The project Epidemiology and management of fusarium basal rot in onions (VN20006) aims to develop an integrated pest and disease management (IPDM) strategy to reduce the impact of fusarium basal rot in onions.  

Infection of onion bulbs in the field by soil borne fusarium basal rot is known to result in substantial losses before harvest and in storage, however disease epidemiology was not well understood, which has limited the development of an appropriate management strategy.  

In order to develop a best practice, cost-effective IPDM strategy, the project is working toward understanding of the pathogen and its epidemiology, and evaluate the use of cultural, biological and chemical controls. 

Now in its final year, the project has identified Fusarium oxysporum f. sp. cepae (Foc) as the main cause of fusarium basal rot symptoms of onions in Australia. 

During the 2022 and 2023 planting seasons, to understand key drivers of disease development, crops were monitored in paddocks that had a range of rotation and production practices, soil moisture conditions, and varieties.
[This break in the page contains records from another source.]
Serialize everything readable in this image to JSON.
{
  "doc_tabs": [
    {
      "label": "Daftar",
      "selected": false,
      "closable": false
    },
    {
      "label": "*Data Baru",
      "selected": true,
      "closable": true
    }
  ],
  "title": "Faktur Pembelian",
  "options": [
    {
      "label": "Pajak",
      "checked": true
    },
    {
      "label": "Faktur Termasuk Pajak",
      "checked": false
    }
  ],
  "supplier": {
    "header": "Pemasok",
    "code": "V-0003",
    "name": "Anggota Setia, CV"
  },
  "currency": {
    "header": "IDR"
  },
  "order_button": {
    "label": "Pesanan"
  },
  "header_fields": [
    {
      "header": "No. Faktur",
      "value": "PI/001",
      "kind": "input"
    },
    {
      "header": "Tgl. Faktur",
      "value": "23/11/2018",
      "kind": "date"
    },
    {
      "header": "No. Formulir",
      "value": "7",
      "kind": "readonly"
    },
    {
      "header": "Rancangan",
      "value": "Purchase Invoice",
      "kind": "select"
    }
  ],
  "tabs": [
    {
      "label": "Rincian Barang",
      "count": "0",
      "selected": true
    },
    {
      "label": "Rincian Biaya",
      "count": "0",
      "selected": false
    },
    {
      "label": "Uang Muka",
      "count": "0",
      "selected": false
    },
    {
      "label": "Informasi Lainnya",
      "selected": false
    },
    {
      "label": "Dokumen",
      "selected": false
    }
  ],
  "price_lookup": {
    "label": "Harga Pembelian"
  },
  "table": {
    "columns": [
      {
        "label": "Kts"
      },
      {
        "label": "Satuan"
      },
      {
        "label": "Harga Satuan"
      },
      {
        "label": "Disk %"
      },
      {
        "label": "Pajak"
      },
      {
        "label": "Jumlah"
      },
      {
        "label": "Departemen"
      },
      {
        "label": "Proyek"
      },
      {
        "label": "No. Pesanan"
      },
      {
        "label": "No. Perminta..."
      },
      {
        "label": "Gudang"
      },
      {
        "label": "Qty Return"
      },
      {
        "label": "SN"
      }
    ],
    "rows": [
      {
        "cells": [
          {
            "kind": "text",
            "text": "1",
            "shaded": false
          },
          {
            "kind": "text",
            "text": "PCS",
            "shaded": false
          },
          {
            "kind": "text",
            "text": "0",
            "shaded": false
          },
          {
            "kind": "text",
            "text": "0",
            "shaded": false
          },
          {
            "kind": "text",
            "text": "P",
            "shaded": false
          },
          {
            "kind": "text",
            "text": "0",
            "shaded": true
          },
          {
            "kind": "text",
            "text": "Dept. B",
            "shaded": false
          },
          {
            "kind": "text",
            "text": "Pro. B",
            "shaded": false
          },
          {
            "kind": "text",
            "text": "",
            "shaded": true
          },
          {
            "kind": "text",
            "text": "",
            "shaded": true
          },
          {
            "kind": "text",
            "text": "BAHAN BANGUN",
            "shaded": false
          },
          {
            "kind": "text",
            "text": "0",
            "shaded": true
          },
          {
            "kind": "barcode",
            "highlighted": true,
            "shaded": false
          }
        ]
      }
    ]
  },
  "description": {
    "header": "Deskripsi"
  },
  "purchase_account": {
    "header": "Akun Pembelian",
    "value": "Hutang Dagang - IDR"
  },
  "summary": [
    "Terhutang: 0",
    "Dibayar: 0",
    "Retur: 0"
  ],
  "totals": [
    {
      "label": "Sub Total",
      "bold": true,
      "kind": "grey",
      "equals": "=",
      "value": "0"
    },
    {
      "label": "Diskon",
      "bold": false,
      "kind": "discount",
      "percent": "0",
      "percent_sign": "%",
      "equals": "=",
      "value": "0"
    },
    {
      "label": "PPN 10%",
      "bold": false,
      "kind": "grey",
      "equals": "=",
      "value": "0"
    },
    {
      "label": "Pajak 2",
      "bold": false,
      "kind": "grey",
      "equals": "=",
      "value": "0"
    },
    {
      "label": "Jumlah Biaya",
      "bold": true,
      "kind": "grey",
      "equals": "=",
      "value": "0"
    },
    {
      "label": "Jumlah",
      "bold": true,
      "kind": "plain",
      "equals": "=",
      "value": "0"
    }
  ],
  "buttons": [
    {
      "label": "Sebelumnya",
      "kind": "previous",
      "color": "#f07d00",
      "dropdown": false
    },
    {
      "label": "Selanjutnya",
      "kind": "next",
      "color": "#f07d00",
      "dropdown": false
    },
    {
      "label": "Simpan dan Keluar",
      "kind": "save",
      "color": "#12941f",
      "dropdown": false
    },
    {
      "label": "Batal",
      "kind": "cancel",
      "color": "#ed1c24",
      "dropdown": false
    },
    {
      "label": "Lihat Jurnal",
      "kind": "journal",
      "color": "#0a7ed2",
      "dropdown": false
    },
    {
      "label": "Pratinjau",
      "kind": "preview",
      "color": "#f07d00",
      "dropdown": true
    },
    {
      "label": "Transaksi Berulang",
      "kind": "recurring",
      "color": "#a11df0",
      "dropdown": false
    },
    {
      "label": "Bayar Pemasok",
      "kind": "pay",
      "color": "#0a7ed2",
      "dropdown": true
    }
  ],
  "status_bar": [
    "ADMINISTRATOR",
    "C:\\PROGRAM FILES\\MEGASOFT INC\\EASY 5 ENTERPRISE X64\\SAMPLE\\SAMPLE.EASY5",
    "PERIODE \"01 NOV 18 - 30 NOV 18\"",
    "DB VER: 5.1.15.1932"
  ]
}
Incidence of bulb rot associated with Foc species ranged from nil to 55 per cent in monitored areas. 

Testing of samples in the 2022 season at the five to seven leaf stage indicated that Foc infection can already have occurred, though may not be visually evident until late in the crop or storage. Subsequent testing this season has found some infection is already present at the one to two leaf stage, indicating control options may need to be applied at planting or early in the crop. 

One key outcome of the research is that managing soil moisture to limit prolonged high or low soil moisture is required to optimise yield and reduce the risk of fusarium basal rot. Results from the first season of monitoring highlighted the impact that high and prolonged soil moisture can have on increased incidence of bulb rots caused by Foc and bacterial infection.   

Trials and monitoring in the second season found that development of basal rot can also be favoured by persistent lower than optimum soil moisture through the duration of the growing season, that is at soil moisture levels at which some yield reduction occurs.  In addition, while high and prolonged soil moisture supports basal rot development, continuously waterlogged conditions appear to be too wet for high levels of disease.  Such conditions dramatically reduce yield and can favour bacterial rots.

Monitoring efficacy trials for fusarium basal rot in onions. Courtesy Michael Rettke

The aggressiveness of Fusarium spp., including multiple Foc isolates, was assessed using three techniques (basal plate inoculation, injection into bulbs and injection in leaf scales) in controlled environment room studies. Results confirmed that inoculation with Foc produced similar symptoms to those visually identified in the field. Aggressive isolates were then used to screen chemistries for their ability to inhibit Foc infection of seedlings under controlled conditions. This assisted in selection of chemistries for field evaluation. 

This season, field trials were set up to assess efficacy of products applied as seed treatments, in furrow or post planting band or boom sprays.  Trials were conducted on mid to late season brown onions in centre pivot irrigated paddocks where inoculum of Foc had been confirmed in the soil by pre-plant DNA testing. These trials have provided promising results with some treatments that support progressing towards commercial availability. 

The final phase of the project is to complete the assessments of the 2024 harvest samples, including after ambient storage of bulbs.  Project findings including on soil moisture, nitrogen nutrition, rotation management, timing of management strategies will be incorporated into a new version of the fusarium basal rot management guide.  

Find out more in the Fusarium Basal Rot guide 

 This project has been funded by Hort Innovation, using the onion research and development levy and contributions from the Australian Government. Hort Innovation is the grower-owned, not-for-profit research and development corporation for Australian horticulture. 

This article first appeared in Australian Grower Winter 2024 magazine